“Impatience is a virtue”, in big bold letters on your screen.
Impatience, my friends, is not a virtue.
First up, impatience, for all its popularity, did not produce a single thing listed as a product of impatience. And good things such as leaving the cinema when the film’s awful are not a product of impatience either, but rather good sense. Impatience is the hallmark of the irritating child who hasn’t yet learned. In fact, impatience is a surefire trait of immaturity (more on that later perhaps?) and idiocity.
Does anyone enjoy the cries of a child who can’t accept that dinner will take another five minutes to cook? Or actually like the feeling rising up in them that they have to have the latest thing now? In fact what drives us in impatience is to get rid of feeling impatient.
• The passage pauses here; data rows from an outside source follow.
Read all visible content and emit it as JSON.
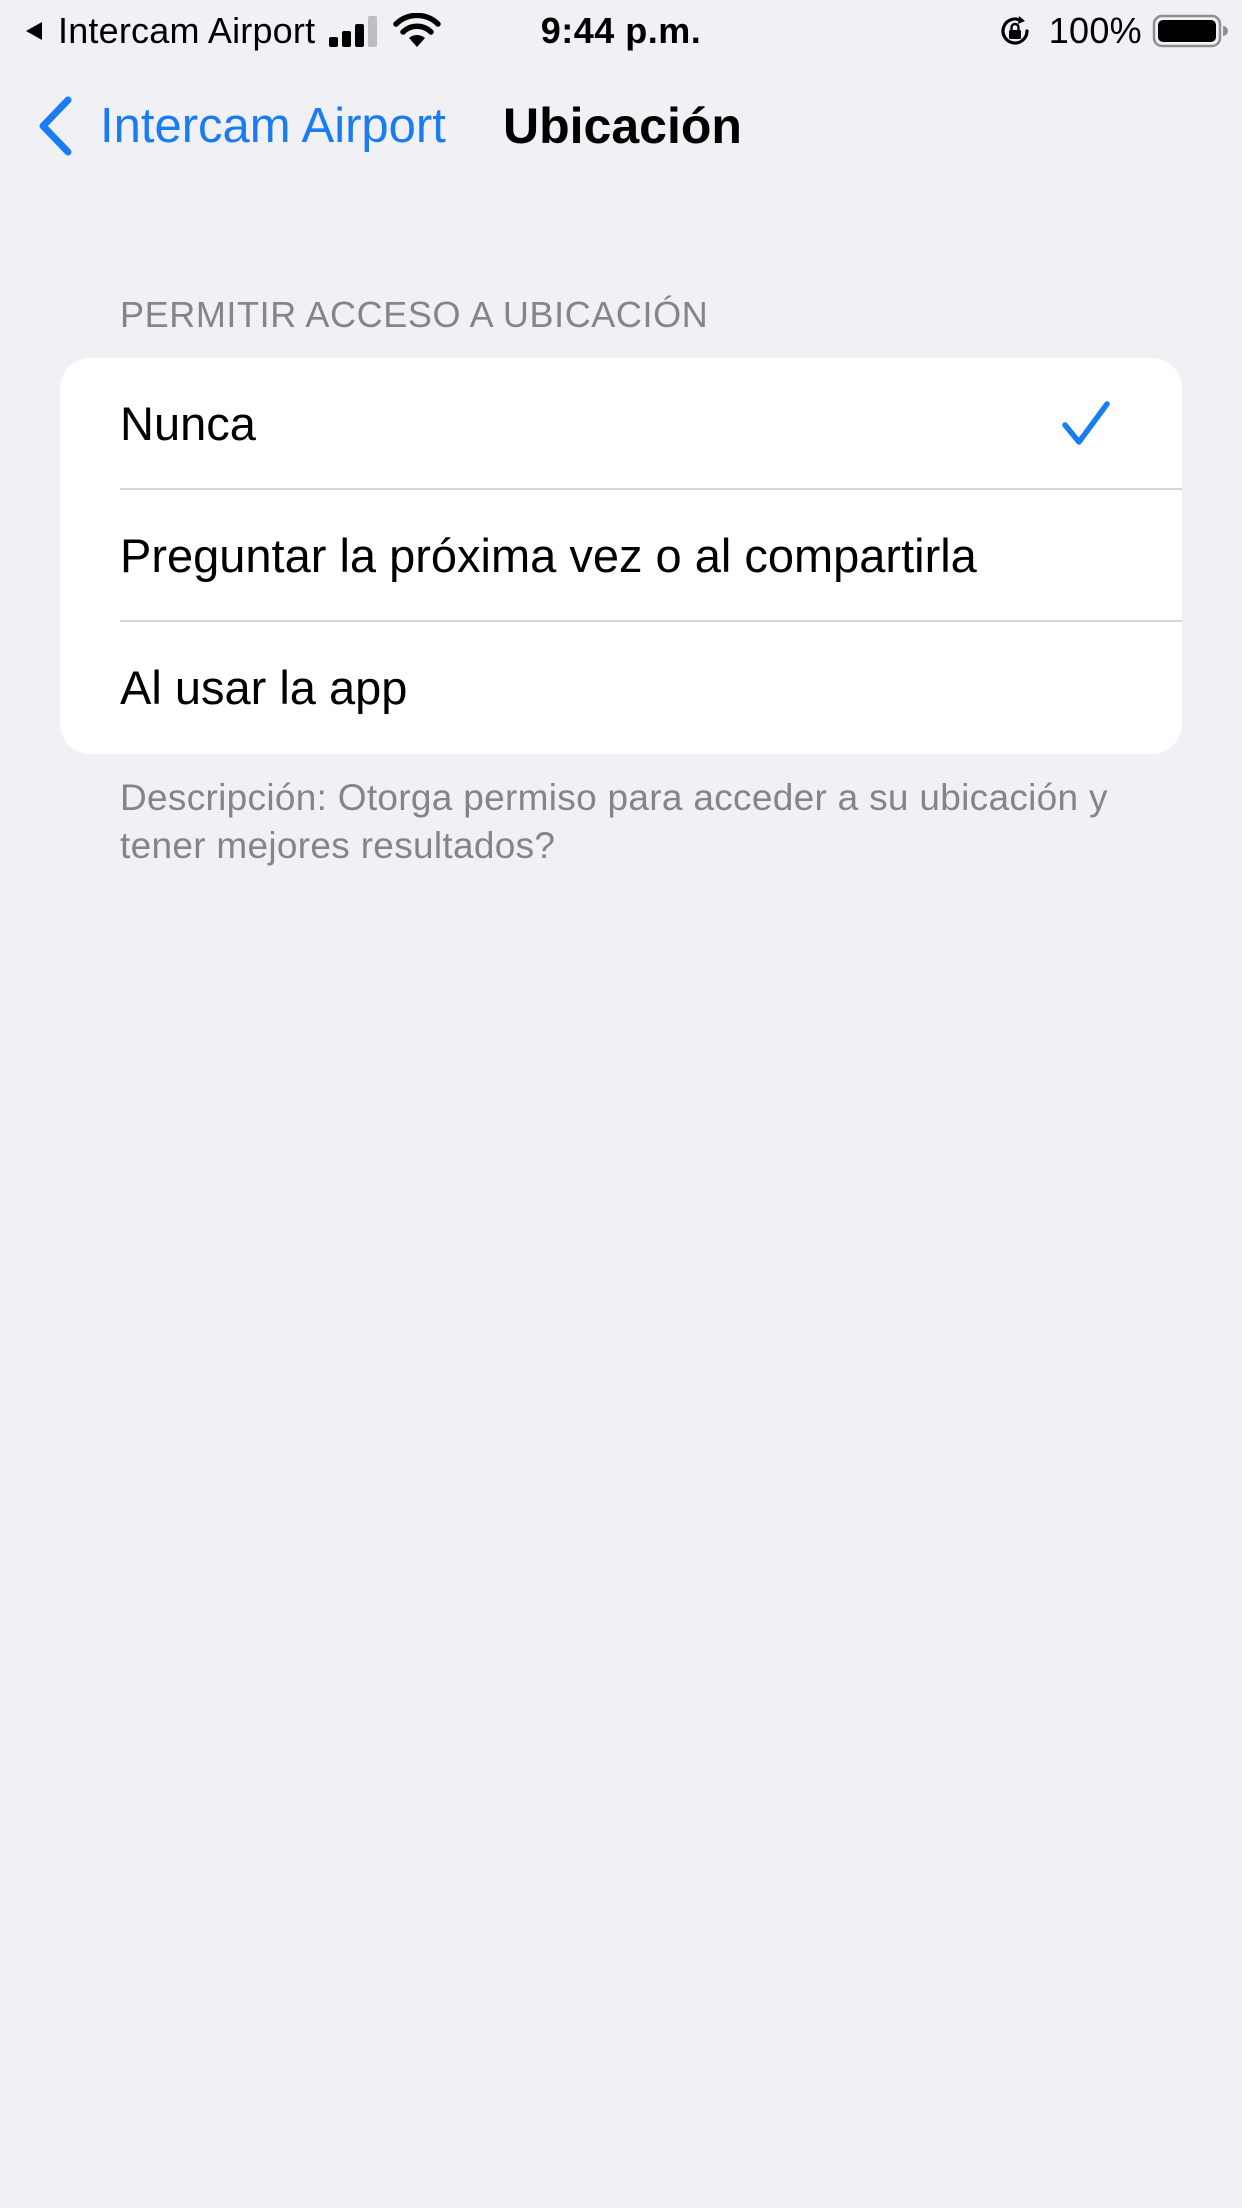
{
  "status_bar": {
    "carrier": "Intercam Airport",
    "time": "9:44 p.m.",
    "battery_percent": "100%",
    "signal_bars": 3,
    "battery_level": 1.0,
    "icons": [
      "back-to-app-arrow-icon",
      "signal-icon",
      "wifi-icon",
      "rotation-lock-icon",
      "battery-icon"
    ]
  },
  "nav": {
    "back_label": "Intercam Airport",
    "title": "Ubicación",
    "back_icon": "chevron-left-icon"
  },
  "section": {
    "header": "PERMITIR ACCESO A UBICACIÓN",
    "options": [
      {
        "label": "Nunca",
        "selected": true
      },
      {
        "label": "Preguntar la próxima vez o al compartirla",
        "selected": false
      },
      {
        "label": "Al usar la app",
        "selected": false
      }
    ],
    "footer": "Descripción: Otorga permiso para acceder a su ubicación y tener mejores resultados?"
  },
  "colors": {
    "accent": "#1A7CF5",
    "background": "#F0F0F5",
    "card": "#FFFFFF",
    "secondary_text": "#84848A",
    "separator": "#D8D8DC"
  }
}
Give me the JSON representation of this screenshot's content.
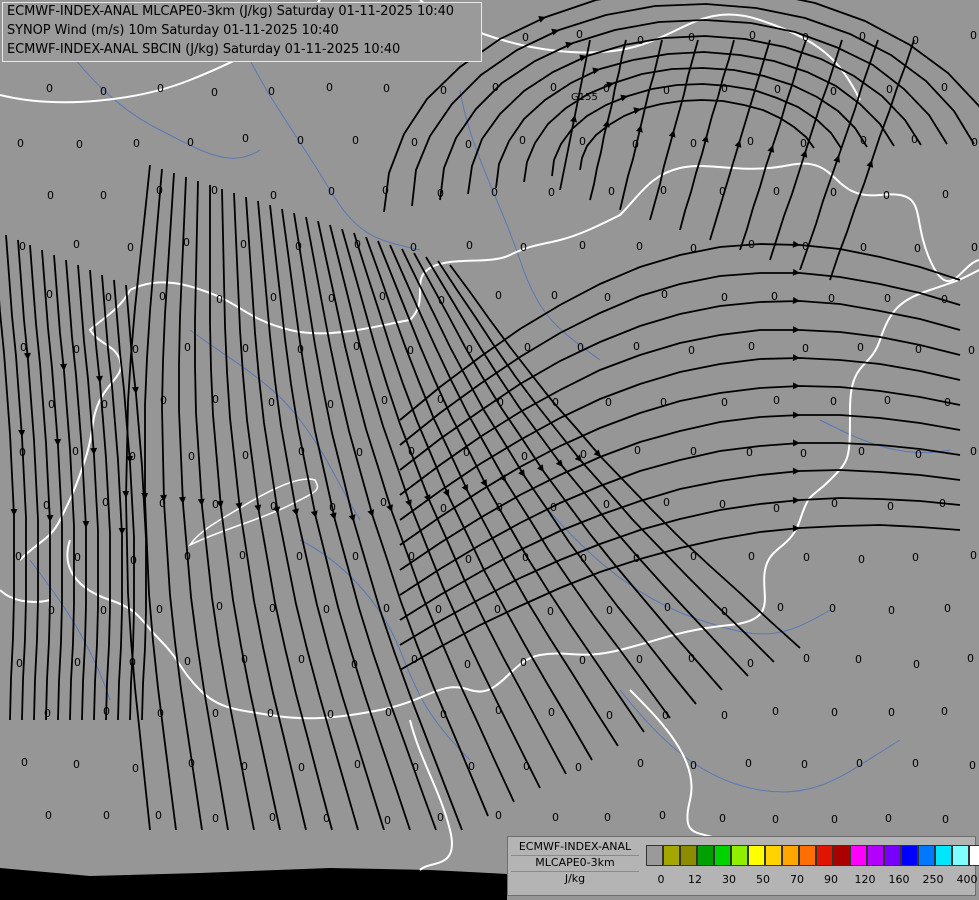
{
  "header": {
    "line1": "ECMWF-INDEX-ANAL MLCAPE0-3km (J/kg) Saturday 01-11-2025 10:40",
    "line2": "SYNOP Wind (m/s) 10m Saturday 01-11-2025 10:40",
    "line3": "ECMWF-INDEX-ANAL SBCIN (J/kg) Saturday 01-11-2025 10:40"
  },
  "legend": {
    "title1": "ECMWF-INDEX-ANAL",
    "title2": "MLCAPE0-3km",
    "unit": "J/kg",
    "colors": [
      "#9a9a9a",
      "#a6a600",
      "#8c8c00",
      "#00a000",
      "#00d200",
      "#90ee00",
      "#ffff00",
      "#ffd200",
      "#ffa500",
      "#ff6e00",
      "#e11400",
      "#aa0000",
      "#ff00ff",
      "#b400ff",
      "#7800ff",
      "#0000ff",
      "#0078ff",
      "#00e6ff",
      "#80ffff",
      "#ffffff"
    ],
    "tick_labels": [
      "0",
      "12",
      "30",
      "50",
      "70",
      "90",
      "120",
      "160",
      "250",
      "400"
    ],
    "tick_index": [
      1,
      3,
      5,
      7,
      9,
      11,
      13,
      15,
      17,
      19
    ]
  },
  "map": {
    "station_value": "0",
    "city_label": "G155",
    "colors": {
      "background": "#969696",
      "borders": "#ffffff",
      "rivers": "#5a78b4",
      "streamlines": "#000000",
      "sea": "#000000"
    }
  }
}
Patience is a virtue, and a good one at that. It takes a long long time to develop (like all good things including but not limited to friendship, whisky and Starcraft II) and you’ll presumably never arrive at truly patient (see previous comment about Starcraft II), but never make the mistake of believing the box’s childish whinging in a bid to get you to buy their things.
Well, now I think about it, I doubt anyone believes that advert. It’s far too obviously wrong for it to be taken truthfully. But it’s still annoying.